In the entries below, find the lines that contain the word "Конвективн" and copy them.

▶ _Record extracts_:
■ ■ ■ ■ ■
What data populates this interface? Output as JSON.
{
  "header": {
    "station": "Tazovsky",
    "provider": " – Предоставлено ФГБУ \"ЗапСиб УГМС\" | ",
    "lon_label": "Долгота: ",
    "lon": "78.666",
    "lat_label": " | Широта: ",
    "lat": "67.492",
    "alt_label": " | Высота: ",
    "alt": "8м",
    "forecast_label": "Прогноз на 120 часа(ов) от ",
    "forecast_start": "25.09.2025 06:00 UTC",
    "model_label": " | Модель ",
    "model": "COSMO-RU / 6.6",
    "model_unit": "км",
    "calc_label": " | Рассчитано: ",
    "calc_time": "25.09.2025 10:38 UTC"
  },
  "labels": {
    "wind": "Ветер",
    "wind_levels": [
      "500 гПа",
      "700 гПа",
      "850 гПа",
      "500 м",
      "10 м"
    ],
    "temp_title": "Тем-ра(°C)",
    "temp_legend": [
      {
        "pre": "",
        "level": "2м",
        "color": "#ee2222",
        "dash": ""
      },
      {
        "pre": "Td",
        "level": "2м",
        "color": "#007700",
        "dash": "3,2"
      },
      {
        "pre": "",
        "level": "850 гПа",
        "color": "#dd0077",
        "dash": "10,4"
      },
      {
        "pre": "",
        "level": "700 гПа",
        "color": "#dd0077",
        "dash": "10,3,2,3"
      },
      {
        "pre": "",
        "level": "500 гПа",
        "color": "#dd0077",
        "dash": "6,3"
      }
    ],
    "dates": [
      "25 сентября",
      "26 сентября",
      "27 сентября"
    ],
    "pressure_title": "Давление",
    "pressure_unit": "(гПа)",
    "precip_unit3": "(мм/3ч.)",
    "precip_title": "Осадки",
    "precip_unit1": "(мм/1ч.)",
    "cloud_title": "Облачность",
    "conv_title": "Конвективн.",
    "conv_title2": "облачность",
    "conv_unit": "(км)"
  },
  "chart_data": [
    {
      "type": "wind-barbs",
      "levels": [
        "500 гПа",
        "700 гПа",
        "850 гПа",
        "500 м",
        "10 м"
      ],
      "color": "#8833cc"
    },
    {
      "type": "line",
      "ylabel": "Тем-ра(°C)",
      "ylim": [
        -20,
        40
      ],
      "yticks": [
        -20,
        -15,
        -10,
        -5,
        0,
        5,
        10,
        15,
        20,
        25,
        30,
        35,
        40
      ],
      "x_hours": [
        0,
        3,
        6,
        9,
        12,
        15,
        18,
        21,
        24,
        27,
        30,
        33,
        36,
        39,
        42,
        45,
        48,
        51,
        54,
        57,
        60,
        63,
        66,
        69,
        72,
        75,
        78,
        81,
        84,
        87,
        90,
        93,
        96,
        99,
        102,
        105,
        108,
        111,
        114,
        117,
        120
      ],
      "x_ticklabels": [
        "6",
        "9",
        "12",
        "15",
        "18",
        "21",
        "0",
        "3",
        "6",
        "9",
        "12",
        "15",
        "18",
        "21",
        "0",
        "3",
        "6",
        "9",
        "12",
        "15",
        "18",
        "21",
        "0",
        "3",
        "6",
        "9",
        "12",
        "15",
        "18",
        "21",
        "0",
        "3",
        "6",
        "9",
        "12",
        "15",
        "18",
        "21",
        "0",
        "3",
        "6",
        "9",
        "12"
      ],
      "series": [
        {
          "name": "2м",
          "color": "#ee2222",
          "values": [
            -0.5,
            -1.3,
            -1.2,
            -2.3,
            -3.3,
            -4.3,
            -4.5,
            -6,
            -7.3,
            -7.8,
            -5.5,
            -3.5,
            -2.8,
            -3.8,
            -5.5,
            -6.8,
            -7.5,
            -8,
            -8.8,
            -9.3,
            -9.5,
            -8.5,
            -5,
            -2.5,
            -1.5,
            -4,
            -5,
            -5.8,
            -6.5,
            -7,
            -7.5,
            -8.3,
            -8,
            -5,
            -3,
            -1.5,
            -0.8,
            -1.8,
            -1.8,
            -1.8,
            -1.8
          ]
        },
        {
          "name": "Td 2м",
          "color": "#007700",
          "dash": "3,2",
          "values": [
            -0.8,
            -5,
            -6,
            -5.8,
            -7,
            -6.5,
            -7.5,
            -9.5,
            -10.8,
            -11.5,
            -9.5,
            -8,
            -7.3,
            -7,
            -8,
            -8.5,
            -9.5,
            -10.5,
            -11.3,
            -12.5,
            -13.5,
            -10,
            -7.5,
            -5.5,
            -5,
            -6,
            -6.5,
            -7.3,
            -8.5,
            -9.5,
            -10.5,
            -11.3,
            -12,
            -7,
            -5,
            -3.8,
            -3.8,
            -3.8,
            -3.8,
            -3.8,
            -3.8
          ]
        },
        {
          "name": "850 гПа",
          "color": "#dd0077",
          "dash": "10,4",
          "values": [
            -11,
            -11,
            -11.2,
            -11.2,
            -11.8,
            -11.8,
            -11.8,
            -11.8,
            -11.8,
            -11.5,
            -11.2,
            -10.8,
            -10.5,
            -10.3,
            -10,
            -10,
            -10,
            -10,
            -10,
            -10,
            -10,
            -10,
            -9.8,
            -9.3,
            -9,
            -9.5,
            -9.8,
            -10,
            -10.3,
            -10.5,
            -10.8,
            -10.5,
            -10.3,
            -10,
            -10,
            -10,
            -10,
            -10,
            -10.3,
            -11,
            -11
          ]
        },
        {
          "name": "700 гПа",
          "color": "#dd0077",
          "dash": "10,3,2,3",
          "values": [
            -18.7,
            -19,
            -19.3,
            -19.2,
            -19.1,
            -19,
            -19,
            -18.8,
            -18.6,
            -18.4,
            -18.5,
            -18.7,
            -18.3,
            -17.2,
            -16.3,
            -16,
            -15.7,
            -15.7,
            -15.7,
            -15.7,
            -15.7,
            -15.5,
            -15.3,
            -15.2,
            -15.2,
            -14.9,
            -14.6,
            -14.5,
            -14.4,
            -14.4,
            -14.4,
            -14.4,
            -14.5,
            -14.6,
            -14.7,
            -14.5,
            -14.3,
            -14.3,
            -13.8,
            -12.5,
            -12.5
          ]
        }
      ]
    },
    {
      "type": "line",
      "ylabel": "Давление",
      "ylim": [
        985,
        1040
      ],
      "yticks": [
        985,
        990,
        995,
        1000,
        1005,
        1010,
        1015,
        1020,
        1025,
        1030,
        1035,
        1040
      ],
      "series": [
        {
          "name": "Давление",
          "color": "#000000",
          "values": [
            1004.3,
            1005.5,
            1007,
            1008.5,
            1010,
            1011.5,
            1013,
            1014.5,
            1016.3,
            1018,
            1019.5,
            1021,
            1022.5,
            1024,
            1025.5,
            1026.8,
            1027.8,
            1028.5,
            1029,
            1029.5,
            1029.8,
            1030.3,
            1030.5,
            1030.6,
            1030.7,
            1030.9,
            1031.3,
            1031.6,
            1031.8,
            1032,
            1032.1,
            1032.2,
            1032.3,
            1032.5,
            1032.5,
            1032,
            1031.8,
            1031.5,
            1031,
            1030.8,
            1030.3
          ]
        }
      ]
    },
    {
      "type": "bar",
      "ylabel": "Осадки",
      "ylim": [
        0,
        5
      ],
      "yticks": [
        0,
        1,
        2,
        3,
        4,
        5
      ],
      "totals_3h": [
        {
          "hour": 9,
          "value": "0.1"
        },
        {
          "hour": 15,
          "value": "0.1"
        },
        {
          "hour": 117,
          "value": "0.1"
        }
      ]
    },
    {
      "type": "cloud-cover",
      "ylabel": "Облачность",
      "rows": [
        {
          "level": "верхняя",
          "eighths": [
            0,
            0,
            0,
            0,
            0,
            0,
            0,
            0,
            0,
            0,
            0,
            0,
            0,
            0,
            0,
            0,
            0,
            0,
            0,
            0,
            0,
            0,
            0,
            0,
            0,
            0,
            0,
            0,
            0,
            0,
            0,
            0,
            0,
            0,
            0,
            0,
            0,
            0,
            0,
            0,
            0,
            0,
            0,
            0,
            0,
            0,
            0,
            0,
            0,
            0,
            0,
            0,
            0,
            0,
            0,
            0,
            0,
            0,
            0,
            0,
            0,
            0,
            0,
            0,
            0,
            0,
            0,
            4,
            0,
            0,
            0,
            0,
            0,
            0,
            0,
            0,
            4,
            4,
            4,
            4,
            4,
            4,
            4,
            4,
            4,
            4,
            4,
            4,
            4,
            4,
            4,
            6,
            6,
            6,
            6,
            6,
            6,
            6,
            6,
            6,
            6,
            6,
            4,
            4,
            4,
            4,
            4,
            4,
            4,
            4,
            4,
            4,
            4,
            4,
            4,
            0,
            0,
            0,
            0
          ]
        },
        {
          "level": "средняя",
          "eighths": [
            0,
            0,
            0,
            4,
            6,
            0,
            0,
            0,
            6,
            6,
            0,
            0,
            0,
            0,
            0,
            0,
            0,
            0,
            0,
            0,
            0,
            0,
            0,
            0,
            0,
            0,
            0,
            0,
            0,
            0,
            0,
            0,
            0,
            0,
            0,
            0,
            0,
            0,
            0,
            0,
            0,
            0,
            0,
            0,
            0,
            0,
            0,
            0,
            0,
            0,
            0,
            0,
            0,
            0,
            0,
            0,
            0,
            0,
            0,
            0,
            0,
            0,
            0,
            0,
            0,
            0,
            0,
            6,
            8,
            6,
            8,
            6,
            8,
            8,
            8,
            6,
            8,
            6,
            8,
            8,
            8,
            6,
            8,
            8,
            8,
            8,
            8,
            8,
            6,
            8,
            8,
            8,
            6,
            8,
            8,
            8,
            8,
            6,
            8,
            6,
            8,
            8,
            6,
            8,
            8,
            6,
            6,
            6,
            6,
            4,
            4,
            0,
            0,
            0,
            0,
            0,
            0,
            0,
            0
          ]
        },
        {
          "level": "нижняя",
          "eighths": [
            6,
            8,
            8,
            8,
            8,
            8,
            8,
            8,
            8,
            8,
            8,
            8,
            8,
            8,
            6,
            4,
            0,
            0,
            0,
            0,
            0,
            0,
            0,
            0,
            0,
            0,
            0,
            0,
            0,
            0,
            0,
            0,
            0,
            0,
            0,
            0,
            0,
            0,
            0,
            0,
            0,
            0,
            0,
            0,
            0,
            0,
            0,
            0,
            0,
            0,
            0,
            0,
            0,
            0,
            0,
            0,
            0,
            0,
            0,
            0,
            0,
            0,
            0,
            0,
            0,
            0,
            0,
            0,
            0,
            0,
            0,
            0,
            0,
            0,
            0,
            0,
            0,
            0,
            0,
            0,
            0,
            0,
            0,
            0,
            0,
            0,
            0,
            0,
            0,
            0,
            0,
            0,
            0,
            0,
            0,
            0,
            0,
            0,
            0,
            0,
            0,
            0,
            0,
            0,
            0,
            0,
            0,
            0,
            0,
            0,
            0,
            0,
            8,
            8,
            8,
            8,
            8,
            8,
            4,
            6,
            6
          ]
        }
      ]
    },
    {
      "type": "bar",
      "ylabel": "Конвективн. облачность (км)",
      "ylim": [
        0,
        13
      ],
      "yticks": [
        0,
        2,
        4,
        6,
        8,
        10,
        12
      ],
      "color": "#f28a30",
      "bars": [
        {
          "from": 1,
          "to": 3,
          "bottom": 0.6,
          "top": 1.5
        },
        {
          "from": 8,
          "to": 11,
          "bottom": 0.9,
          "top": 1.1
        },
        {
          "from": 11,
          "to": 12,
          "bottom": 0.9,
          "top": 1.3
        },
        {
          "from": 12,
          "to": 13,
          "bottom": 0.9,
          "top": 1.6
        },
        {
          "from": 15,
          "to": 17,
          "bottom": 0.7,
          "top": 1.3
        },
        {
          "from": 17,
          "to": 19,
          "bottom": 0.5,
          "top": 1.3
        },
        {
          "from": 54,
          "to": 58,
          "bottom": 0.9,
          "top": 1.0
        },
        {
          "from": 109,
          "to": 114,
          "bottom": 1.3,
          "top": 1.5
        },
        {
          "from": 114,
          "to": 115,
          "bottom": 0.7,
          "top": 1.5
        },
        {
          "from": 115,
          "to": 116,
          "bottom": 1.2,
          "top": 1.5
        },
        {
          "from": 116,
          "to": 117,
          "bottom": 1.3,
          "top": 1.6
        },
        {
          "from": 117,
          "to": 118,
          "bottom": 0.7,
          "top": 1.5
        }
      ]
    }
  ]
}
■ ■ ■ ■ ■
▶ _Answer section_:
    "conv_title": "Конвективн.",
      "ylabel": "Конвективн. облачность (км)",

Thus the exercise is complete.